Lines with the string "icon" must each be copied from the listing.

Information supplied:
◆ ◆ ◆ ◆ ◆

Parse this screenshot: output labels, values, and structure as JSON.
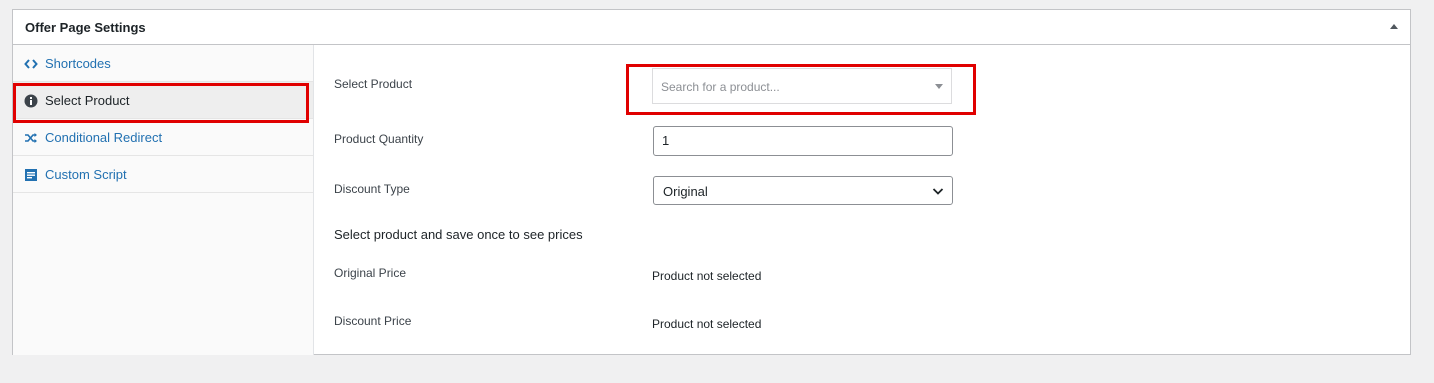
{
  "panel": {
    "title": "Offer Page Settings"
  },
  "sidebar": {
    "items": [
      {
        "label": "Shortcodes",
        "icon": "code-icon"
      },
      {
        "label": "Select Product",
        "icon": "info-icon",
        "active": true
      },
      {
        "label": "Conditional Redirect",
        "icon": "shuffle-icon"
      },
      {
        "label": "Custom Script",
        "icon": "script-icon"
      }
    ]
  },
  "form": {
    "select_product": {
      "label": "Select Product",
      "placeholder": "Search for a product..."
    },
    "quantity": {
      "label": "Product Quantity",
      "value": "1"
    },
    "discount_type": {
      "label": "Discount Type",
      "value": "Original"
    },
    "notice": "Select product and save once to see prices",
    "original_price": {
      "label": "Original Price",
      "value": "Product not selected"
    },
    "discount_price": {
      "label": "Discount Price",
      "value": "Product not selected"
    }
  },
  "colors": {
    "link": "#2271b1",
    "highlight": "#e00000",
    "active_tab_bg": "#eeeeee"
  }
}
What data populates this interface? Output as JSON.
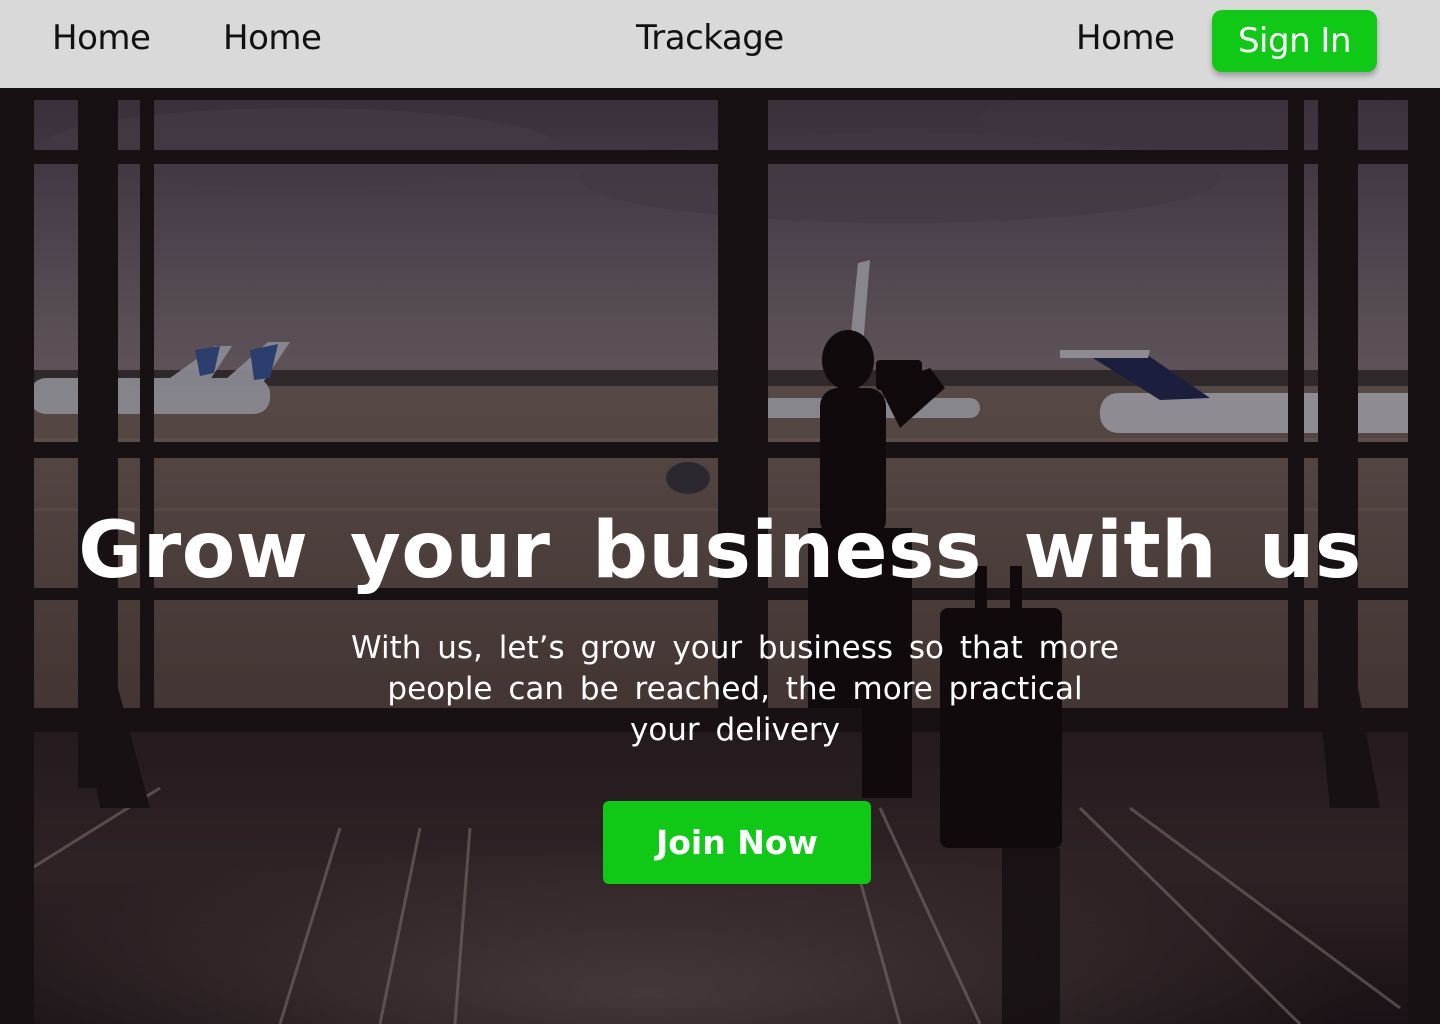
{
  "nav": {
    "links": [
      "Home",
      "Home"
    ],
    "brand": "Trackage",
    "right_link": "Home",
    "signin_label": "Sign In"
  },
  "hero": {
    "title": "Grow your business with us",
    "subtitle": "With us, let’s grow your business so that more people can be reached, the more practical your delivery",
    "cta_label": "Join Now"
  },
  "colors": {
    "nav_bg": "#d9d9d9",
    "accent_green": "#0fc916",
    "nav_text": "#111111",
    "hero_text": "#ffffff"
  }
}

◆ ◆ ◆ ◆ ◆

Answer to the exercise:
        "icon": "code-icon"
        "icon": "info-icon",
        "icon": "shuffle-icon"
        "icon": "script-icon"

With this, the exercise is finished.